▶ _Problem to solve_
When you restate the entries that follow, keep every word exactly and drop the pictures.

--- Entries supplied ---

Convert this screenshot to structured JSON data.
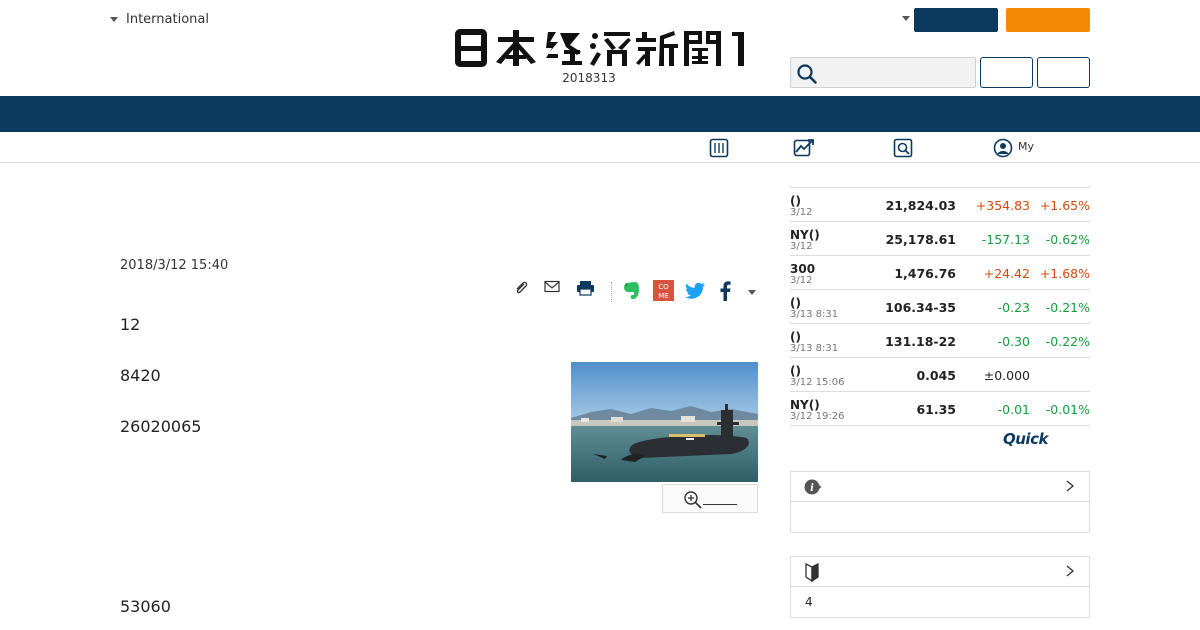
{
  "header": {
    "edition_label": "International",
    "date": "2018313"
  },
  "subnav": {
    "my_label": "My"
  },
  "article": {
    "date": "2018/3/12 15:40",
    "paragraphs": [
      "12",
      "8420",
      "26020065",
      "53060"
    ]
  },
  "market": {
    "rows": [
      {
        "name": "()",
        "time": "3/12",
        "price": "21,824.03",
        "change": "+354.83",
        "pct": "+1.65%",
        "dir": "up"
      },
      {
        "name": "NY()",
        "time": "3/12",
        "price": "25,178.61",
        "change": "-157.13",
        "pct": "-0.62%",
        "dir": "down"
      },
      {
        "name": "300",
        "time": "3/12",
        "price": "1,476.76",
        "change": "+24.42",
        "pct": "+1.68%",
        "dir": "up"
      },
      {
        "name": "()",
        "time": "3/13 8:31",
        "price": "106.34-35",
        "change": "-0.23",
        "pct": "-0.21%",
        "dir": "down"
      },
      {
        "name": "()",
        "time": "3/13 8:31",
        "price": "131.18-22",
        "change": "-0.30",
        "pct": "-0.22%",
        "dir": "down"
      },
      {
        "name": "()",
        "time": "3/12 15:06",
        "price": "0.045",
        "change": "±0.000",
        "pct": "",
        "dir": "flat"
      },
      {
        "name": "NY()",
        "time": "3/12 19:26",
        "price": "61.35",
        "change": "-0.01",
        "pct": "-0.01%",
        "dir": "down"
      }
    ],
    "source_logo": "Quick"
  },
  "sidebox2": {
    "body_text": "4"
  },
  "colors": {
    "navy": "#0b3a5e",
    "orange": "#f58a07",
    "up": "#d24a0b",
    "down": "#169c3a"
  }
}
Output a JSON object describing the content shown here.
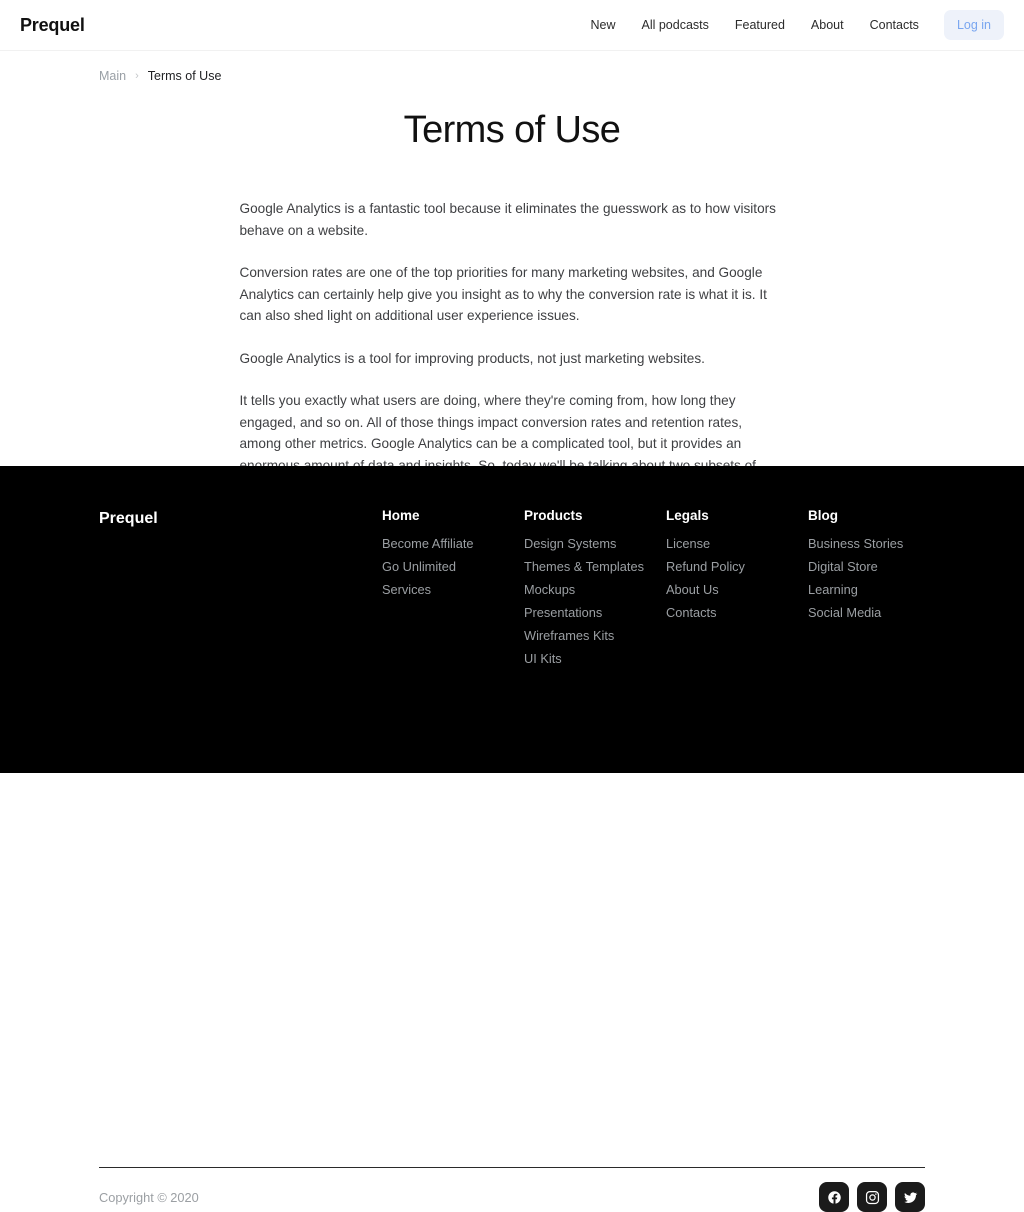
{
  "header": {
    "brand": "Prequel",
    "nav": [
      {
        "label": "New",
        "name": "nav-item-new"
      },
      {
        "label": "All podcasts",
        "name": "nav-item-all-podcasts"
      },
      {
        "label": "Featured",
        "name": "nav-item-featured"
      },
      {
        "label": "About",
        "name": "nav-item-about"
      },
      {
        "label": "Contacts",
        "name": "nav-item-contacts"
      }
    ],
    "login_label": "Log in",
    "login_bg": "#eef2fa",
    "login_color": "#79a6f0"
  },
  "breadcrumb": {
    "root": "Main",
    "separator": "›",
    "current": "Terms of Use"
  },
  "main": {
    "title": "Terms of Use",
    "paragraphs": [
      "Google Analytics is a fantastic tool because it eliminates the guesswork as to how visitors behave on a website.",
      "Conversion rates are one of the top priorities for many marketing websites, and Google Analytics can certainly help give you insight as to why the conversion rate is what it is. It can also shed light on additional user experience issues.",
      "Google Analytics is a tool for improving products, not just marketing websites.",
      "It tells you exactly what users are doing, where they're coming from, how long they engaged, and so on. All of those things impact conversion rates and retention rates, among other metrics. Google Analytics can be a complicated tool, but it provides an enormous amount of data and insights. So, today we'll be talking about two subsets of what you can use Google Analytics for as a UX designer: user behavior and user intent."
    ]
  },
  "footer": {
    "brand": "Prequel",
    "background": "#000000",
    "link_color": "#9b9fa3",
    "columns": [
      {
        "heading": "Home",
        "name": "footer-column-home",
        "links": [
          "Become Affiliate",
          "Go Unlimited",
          "Services"
        ]
      },
      {
        "heading": "Products",
        "name": "footer-column-products",
        "links": [
          "Design Systems",
          "Themes & Templates",
          "Mockups",
          "Presentations",
          "Wireframes Kits",
          "UI Kits"
        ]
      },
      {
        "heading": "Legals",
        "name": "footer-column-legals",
        "links": [
          "License",
          "Refund Policy",
          "About Us",
          "Contacts"
        ]
      },
      {
        "heading": "Blog",
        "name": "footer-column-blog",
        "links": [
          "Business Stories",
          "Digital Store",
          "Learning",
          "Social Media"
        ]
      }
    ],
    "copyright": "Copyright © 2020",
    "socials": [
      {
        "name": "facebook-icon",
        "label": "Facebook"
      },
      {
        "name": "instagram-icon",
        "label": "Instagram"
      },
      {
        "name": "twitter-icon",
        "label": "Twitter"
      }
    ]
  }
}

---

▶ _Answer space_
Convert this screenshot to structured JSON data.
{
  "header": {
    "edition_label": "International",
    "date": "2018313"
  },
  "subnav": {
    "my_label": "My"
  },
  "article": {
    "date": "2018/3/12 15:40",
    "paragraphs": [
      "12",
      "8420",
      "26020065",
      "53060"
    ]
  },
  "market": {
    "rows": [
      {
        "name": "()",
        "time": "3/12",
        "price": "21,824.03",
        "change": "+354.83",
        "pct": "+1.65%",
        "dir": "up"
      },
      {
        "name": "NY()",
        "time": "3/12",
        "price": "25,178.61",
        "change": "-157.13",
        "pct": "-0.62%",
        "dir": "down"
      },
      {
        "name": "300",
        "time": "3/12",
        "price": "1,476.76",
        "change": "+24.42",
        "pct": "+1.68%",
        "dir": "up"
      },
      {
        "name": "()",
        "time": "3/13 8:31",
        "price": "106.34-35",
        "change": "-0.23",
        "pct": "-0.21%",
        "dir": "down"
      },
      {
        "name": "()",
        "time": "3/13 8:31",
        "price": "131.18-22",
        "change": "-0.30",
        "pct": "-0.22%",
        "dir": "down"
      },
      {
        "name": "()",
        "time": "3/12 15:06",
        "price": "0.045",
        "change": "±0.000",
        "pct": "",
        "dir": "flat"
      },
      {
        "name": "NY()",
        "time": "3/12 19:26",
        "price": "61.35",
        "change": "-0.01",
        "pct": "-0.01%",
        "dir": "down"
      }
    ],
    "source_logo": "Quick"
  },
  "sidebox2": {
    "body_text": "4"
  },
  "colors": {
    "navy": "#0b3a5e",
    "orange": "#f58a07",
    "up": "#d24a0b",
    "down": "#169c3a"
  }
}
Output a JSON object describing the content shown here.
{
  "header": {
    "brand": "Prequel",
    "nav": [
      {
        "label": "New",
        "name": "nav-item-new"
      },
      {
        "label": "All podcasts",
        "name": "nav-item-all-podcasts"
      },
      {
        "label": "Featured",
        "name": "nav-item-featured"
      },
      {
        "label": "About",
        "name": "nav-item-about"
      },
      {
        "label": "Contacts",
        "name": "nav-item-contacts"
      }
    ],
    "login_label": "Log in",
    "login_bg": "#eef2fa",
    "login_color": "#79a6f0"
  },
  "breadcrumb": {
    "root": "Main",
    "separator": "›",
    "current": "Terms of Use"
  },
  "main": {
    "title": "Terms of Use",
    "paragraphs": [
      "Google Analytics is a fantastic tool because it eliminates the guesswork as to how visitors behave on a website.",
      "Conversion rates are one of the top priorities for many marketing websites, and Google Analytics can certainly help give you insight as to why the conversion rate is what it is. It can also shed light on additional user experience issues.",
      "Google Analytics is a tool for improving products, not just marketing websites.",
      "It tells you exactly what users are doing, where they're coming from, how long they engaged, and so on. All of those things impact conversion rates and retention rates, among other metrics. Google Analytics can be a complicated tool, but it provides an enormous amount of data and insights. So, today we'll be talking about two subsets of what you can use Google Analytics for as a UX designer: user behavior and user intent."
    ]
  },
  "footer": {
    "brand": "Prequel",
    "background": "#000000",
    "link_color": "#9b9fa3",
    "columns": [
      {
        "heading": "Home",
        "name": "footer-column-home",
        "links": [
          "Become Affiliate",
          "Go Unlimited",
          "Services"
        ]
      },
      {
        "heading": "Products",
        "name": "footer-column-products",
        "links": [
          "Design Systems",
          "Themes & Templates",
          "Mockups",
          "Presentations",
          "Wireframes Kits",
          "UI Kits"
        ]
      },
      {
        "heading": "Legals",
        "name": "footer-column-legals",
        "links": [
          "License",
          "Refund Policy",
          "About Us",
          "Contacts"
        ]
      },
      {
        "heading": "Blog",
        "name": "footer-column-blog",
        "links": [
          "Business Stories",
          "Digital Store",
          "Learning",
          "Social Media"
        ]
      }
    ],
    "copyright": "Copyright © 2020",
    "socials": [
      {
        "name": "facebook-icon",
        "label": "Facebook"
      },
      {
        "name": "instagram-icon",
        "label": "Instagram"
      },
      {
        "name": "twitter-icon",
        "label": "Twitter"
      }
    ]
  }
}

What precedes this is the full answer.